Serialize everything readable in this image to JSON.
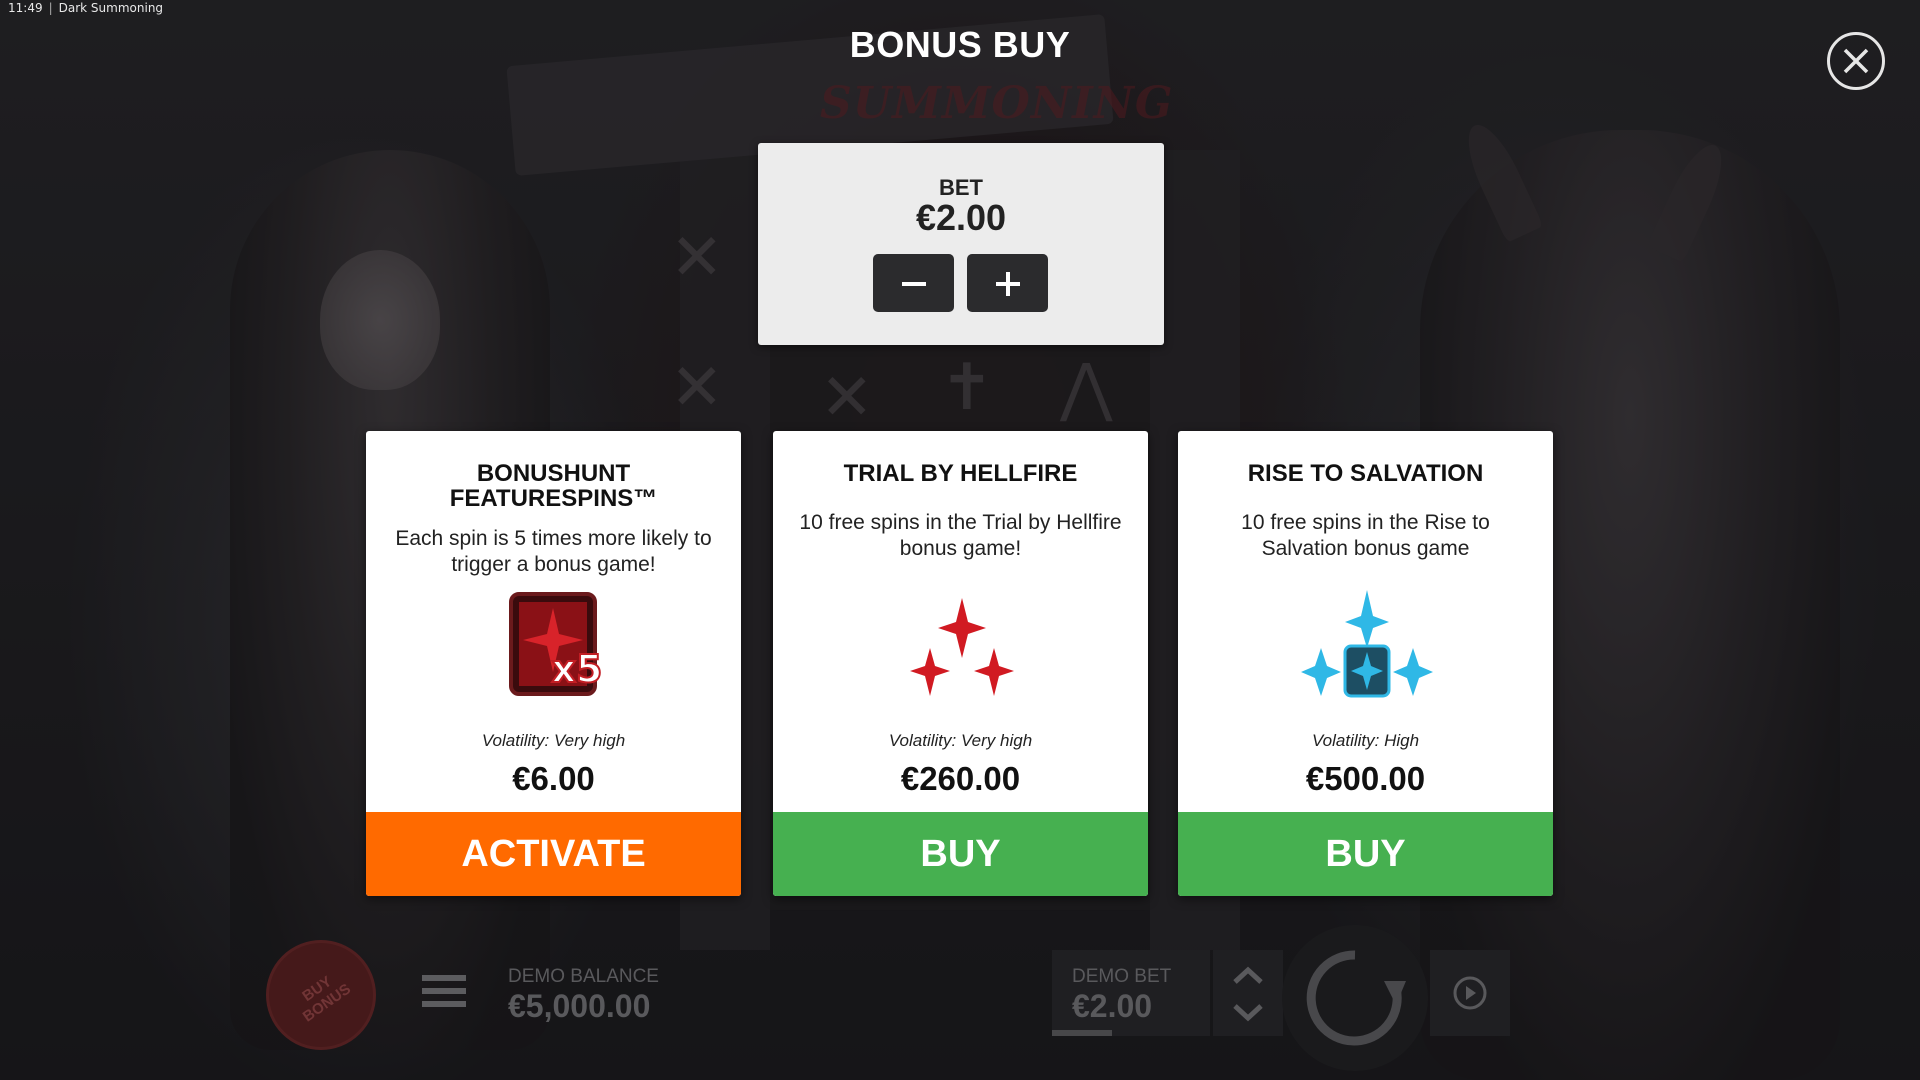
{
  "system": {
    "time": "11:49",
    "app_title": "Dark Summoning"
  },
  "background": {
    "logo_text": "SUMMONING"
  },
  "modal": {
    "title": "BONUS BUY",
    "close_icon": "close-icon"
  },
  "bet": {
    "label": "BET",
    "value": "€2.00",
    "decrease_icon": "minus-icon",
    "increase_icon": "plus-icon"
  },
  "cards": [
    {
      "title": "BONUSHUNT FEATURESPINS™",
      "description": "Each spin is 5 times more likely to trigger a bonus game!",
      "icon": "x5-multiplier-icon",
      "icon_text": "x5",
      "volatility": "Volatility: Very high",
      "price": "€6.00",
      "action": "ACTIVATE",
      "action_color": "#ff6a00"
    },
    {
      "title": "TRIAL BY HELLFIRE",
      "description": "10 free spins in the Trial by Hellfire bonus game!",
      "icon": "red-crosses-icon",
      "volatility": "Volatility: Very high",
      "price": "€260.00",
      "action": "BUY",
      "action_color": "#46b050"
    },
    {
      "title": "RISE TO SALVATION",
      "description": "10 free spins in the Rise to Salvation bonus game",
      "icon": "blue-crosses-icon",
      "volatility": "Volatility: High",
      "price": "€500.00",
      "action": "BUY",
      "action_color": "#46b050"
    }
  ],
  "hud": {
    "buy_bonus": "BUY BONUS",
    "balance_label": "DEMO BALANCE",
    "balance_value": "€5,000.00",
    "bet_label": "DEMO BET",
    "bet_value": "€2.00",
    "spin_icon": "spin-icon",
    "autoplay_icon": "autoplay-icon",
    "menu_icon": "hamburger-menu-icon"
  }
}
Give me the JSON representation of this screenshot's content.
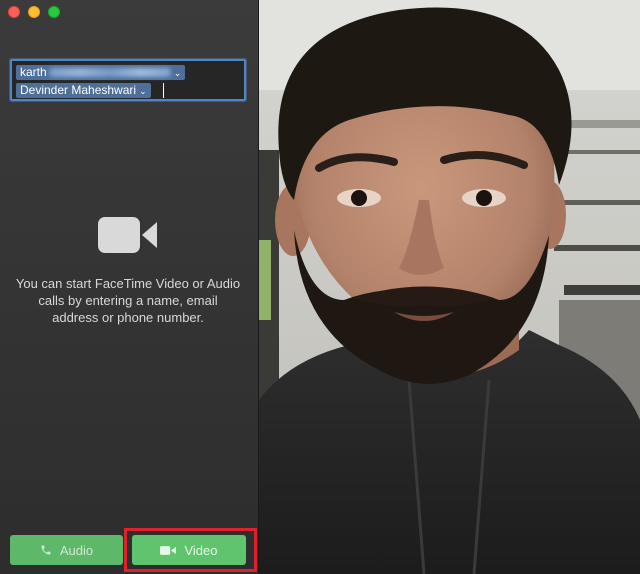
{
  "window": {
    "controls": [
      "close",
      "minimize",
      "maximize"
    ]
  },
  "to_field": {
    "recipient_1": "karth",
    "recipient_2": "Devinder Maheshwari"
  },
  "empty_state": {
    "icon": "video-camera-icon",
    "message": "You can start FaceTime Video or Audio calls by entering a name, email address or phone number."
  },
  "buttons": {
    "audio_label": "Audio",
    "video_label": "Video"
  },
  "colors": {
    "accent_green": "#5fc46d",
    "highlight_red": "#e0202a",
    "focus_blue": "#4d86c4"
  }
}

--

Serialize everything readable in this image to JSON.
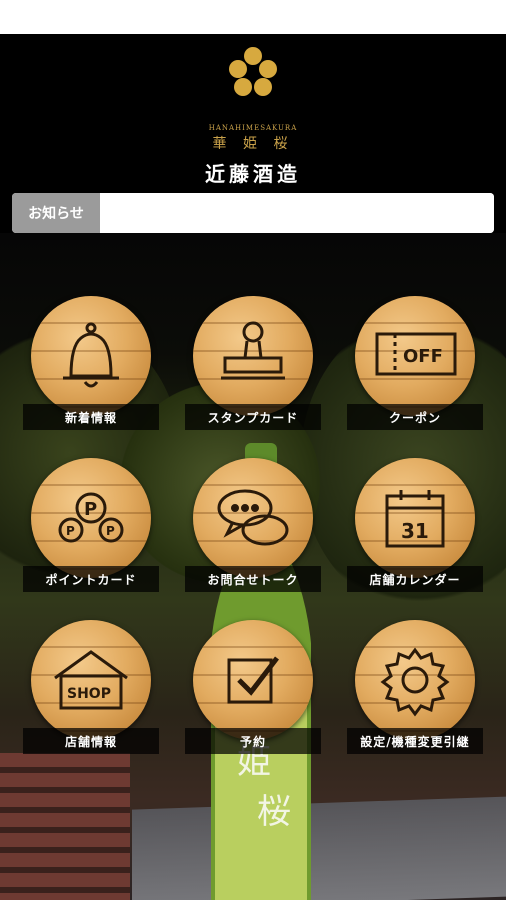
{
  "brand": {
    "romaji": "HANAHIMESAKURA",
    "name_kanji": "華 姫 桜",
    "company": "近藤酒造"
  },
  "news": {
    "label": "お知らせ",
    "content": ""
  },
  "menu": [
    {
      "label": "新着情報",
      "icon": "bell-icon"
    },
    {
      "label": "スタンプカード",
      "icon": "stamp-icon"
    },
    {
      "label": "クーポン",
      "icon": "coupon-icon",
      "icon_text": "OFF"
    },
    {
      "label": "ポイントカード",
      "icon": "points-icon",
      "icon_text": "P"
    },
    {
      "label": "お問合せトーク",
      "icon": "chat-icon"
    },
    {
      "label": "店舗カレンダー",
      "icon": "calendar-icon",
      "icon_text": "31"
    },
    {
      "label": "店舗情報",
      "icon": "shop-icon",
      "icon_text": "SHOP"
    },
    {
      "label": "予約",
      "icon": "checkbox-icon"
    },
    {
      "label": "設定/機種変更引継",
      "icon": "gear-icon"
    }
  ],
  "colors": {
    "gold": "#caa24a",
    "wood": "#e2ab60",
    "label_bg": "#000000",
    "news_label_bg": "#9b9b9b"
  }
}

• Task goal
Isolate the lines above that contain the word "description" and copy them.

• Output
      "description": "Each spin is 5 times more likely to trigger a bonus game!",
      "description": "10 free spins in the Trial by Hellfire bonus game!",
      "description": "10 free spins in the Rise to Salvation bonus game",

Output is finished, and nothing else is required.